In the summer following my senior year of high school, I read Blood Meridian, the most violent piece of art I had encountered at that point in my life. Now that I have just finished rereading this novel, it is still the most violent piece of art I have experienced.
The novel tells the story of the Glanton gang, a group of Americans, residual from the Mexican-American War, set out to Scalp Native Americans for money. The novel’s main character is the kid, never named. He is very far from being a hero, and I’m unsure that I would deem him an anti-hero either. The judge, the socalled antagonist of the novel, is more like a hero than the kid, much like Milton’s Satan is in some sense heroic – or perhaps it’s just the case that the judge (and Satan) are merely more sympathetic characters than the socalled protagonists of their respective works.
Every sentence of McCarthy’s prose in Blood Meridian is unbelievably enticing. The reader feels guilty at finding such violence, or such representation of violence, so incredibly beautiful. McCarthy’s prose some strange alloy of archaic and contemporary, of the Bible and of Modern American Literature. His writing has been most related to the Old Testament, Dante Alighieri (esp. The Divine Comedy), John Milton (esp. Paradise Lost), Herman Melville (esp. Moby Dick), and William Faulkner (esp. As I Lay Dying). I don’t think there is any other prose work whose diction and syntax I enjoy more. The only rivals might be the work of James Joyce.
The novel, both in its violent content and strange diction, has been one of the most difficult books I have read. It took much work. I read it once before, and this time I read each chapter, looked up all the words I didn’t know, and reread the each chapter while listening to an audio book.
In guise of Cormac McCarthy’s nihilistic worldview (this is what I understand his belief system to be), Blood Meridian seems to present this violence as eternal. War is eternal, or it at least began with man and may or may not end with him too. There is much more to this nihilism, but for fear of speaking too much or speaking incorrectly, I will not.
What I am going to quote is an oft-quoted passage of the novel. I do find this passage incredibly beautiful and terrifying, as well as representative of the linguistic and violent qualities of the text. The Glanton gang gets attacked by a clan of Native Americans, I believe Apaches:
The first of the herd began to swing past them in a pall of yellow dust, rangy slatribbed cattle with horns that grew agoggle and no two alike and small thin mules coalblack that shouldered one another and reared their malletshaped heads above the backs above the others and then more cattle and finally the first of the herders riding up the outer side and keeping the stock between themselves and the mountain company.

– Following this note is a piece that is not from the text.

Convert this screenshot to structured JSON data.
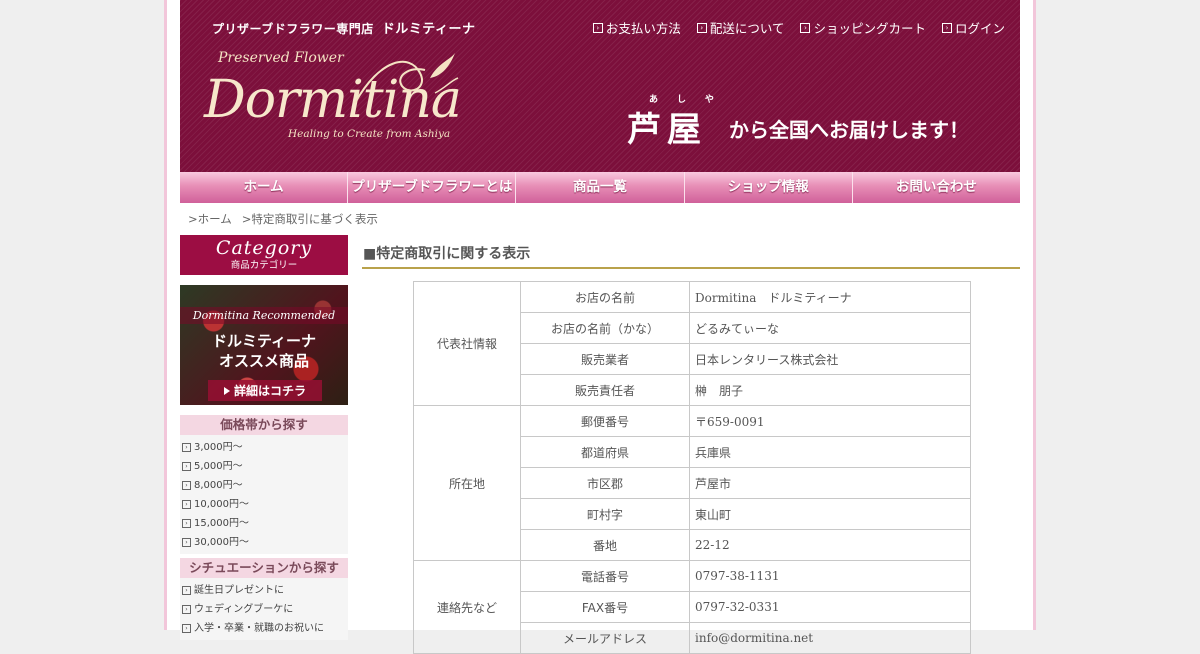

Behind them came a herd of several ponies. The seargent looked for Candelario. He kept backing along the ranks but he could not find him. He nudged his horse through the column and moved up the far side. The lattermost of the drovers were now coming through the dust and the captain was gesturing and shouting. The ponies had begun to veer off from the herd and the drovers were beating their way toward this armed company met with on the plain. Already you could see through the dust on the ponies hides the painted chevrons and the hands and rising suns and birds and fish of every device like the shade of old work through sizing on a canvas and now too you could hear above the pounding of the unshod hooves the piping of the quena, flutes made from human bones, and some among the company had begun to saw back on their mounts and some to mill in confusion when up from the offside of those ponies there rose a fabled horde of mounted lancers and archers bearing shields bedight with bits of broken mirrorglass that cast a thousand unpieced suns against the eyes of their enemies. A legion of horribles, hundreds in number, half naked or clad in costumes attic or biblical or wardrobed out of a fevered dream with skins of animals and silk finery and pieces of uniform still tracked with the blood of prior owners, coats of slain dragoons, fogged and braided cavalry jackets, one in a stovepipe hat and one with an umbrella and one in white stockings and a bloodstained weddingveil and some in headgear of cranefeathers or rawhide helmets that bore the horns of bull or buffalo and one in a pigeontailed coat worn backwards and otherwise naked and one in the armor of a Spanish conquistador, the breastplate and pauldrons deeply dented with old blows of mace and sabre done in another country by men whose very bones were dust and many with their braids spliced up with the hair of other beasts until they trailed upon the ground and their horses’ ears and tails worked with bits of brightly colored cloth and one whose horse’ whole head was painted crimson red and all the horsemen’s faces gaudy and grotesque with daubings like a company of mounted clowns, death hilarious, all howling in a barbarous tongue and riding down upon them like a horde from a hell more horrible yet than the brimstone of christian reckoning, screeching and yammering and clothed in smoke like those vaporous beings in regions beyond right knowing where the eye wanders and the lip jerks and drools. (pp. 54-55)
My other post on Blood Meridian from the summer after my senior year in high school: Blood Meridian by Cormac McCarthy